-- Work order --
For each line below that contains the word "Access", return that line.

• • • • •

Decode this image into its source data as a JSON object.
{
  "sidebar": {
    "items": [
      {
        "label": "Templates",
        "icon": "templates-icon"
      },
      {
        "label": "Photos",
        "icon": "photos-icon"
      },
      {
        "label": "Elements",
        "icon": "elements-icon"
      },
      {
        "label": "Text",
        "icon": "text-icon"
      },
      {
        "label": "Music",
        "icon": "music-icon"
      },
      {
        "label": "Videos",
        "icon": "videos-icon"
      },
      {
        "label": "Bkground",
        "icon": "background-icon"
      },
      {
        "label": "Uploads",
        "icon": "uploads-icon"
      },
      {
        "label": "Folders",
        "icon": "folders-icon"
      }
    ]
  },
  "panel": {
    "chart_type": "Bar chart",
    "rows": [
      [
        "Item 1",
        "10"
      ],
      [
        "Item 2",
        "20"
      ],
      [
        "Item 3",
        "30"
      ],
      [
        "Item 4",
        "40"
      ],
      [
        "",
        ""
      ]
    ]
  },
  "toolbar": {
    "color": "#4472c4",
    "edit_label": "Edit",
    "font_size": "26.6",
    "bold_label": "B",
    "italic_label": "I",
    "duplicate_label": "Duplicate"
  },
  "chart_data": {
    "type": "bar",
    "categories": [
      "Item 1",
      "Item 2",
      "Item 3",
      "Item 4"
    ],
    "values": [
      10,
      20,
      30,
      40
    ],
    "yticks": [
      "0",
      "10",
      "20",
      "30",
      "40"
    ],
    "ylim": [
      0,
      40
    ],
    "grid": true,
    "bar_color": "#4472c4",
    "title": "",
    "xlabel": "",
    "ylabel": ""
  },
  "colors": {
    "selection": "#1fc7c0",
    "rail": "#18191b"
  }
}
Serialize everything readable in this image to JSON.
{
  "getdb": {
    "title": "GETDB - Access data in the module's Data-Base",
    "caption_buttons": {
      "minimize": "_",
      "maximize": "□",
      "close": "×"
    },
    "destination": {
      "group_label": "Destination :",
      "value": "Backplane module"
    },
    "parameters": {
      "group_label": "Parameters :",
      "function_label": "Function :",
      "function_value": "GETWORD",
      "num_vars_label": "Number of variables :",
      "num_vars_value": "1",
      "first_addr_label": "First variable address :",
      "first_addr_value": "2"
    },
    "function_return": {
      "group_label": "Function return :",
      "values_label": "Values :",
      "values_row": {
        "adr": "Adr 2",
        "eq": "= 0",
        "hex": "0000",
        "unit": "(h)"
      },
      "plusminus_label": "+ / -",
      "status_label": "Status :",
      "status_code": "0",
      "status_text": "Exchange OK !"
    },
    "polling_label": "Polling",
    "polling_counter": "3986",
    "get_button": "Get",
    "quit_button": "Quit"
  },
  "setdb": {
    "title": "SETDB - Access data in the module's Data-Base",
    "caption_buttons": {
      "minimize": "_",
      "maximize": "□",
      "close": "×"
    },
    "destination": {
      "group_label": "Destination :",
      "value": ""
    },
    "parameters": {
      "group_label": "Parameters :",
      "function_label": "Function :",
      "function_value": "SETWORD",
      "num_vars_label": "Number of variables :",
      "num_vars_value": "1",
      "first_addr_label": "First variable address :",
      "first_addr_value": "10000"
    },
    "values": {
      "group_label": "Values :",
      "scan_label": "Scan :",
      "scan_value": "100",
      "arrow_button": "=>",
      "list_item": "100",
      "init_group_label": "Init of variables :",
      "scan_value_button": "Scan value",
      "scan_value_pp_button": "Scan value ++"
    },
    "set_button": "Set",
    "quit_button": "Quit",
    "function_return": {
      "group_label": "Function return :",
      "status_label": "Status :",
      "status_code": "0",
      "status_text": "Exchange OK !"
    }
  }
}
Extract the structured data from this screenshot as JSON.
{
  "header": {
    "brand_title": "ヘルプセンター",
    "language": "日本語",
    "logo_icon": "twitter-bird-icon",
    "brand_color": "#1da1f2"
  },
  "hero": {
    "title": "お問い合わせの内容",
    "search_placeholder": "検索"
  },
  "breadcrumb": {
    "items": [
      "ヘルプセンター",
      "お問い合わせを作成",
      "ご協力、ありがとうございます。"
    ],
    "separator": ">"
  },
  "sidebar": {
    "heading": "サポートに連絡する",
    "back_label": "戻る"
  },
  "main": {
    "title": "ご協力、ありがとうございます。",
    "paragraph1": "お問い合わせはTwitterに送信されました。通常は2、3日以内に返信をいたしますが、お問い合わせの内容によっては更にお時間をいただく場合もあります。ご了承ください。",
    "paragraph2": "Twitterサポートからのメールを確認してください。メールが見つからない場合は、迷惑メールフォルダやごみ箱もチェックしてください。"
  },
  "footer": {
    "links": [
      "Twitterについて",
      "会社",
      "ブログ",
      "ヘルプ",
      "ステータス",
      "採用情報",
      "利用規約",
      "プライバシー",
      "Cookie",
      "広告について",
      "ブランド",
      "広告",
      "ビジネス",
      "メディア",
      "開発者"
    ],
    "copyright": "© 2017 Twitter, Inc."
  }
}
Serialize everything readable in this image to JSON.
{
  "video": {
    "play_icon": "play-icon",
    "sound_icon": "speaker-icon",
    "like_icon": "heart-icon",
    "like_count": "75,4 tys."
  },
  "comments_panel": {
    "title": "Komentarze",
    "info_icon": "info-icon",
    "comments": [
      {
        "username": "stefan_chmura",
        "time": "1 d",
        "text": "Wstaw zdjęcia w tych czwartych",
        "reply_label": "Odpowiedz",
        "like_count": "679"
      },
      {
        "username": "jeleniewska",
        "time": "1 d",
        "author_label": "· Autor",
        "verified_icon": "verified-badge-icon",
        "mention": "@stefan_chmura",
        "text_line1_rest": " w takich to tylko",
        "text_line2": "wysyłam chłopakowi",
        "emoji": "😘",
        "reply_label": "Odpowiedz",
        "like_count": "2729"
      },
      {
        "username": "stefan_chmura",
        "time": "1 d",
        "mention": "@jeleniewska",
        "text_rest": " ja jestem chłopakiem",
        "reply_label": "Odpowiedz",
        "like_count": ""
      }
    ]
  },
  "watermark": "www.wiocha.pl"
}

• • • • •

-- Solution to the problem --
    "title": "GETDB - Access data in the module's Data-Base",
    "title": "SETDB - Access data in the module's Data-Base",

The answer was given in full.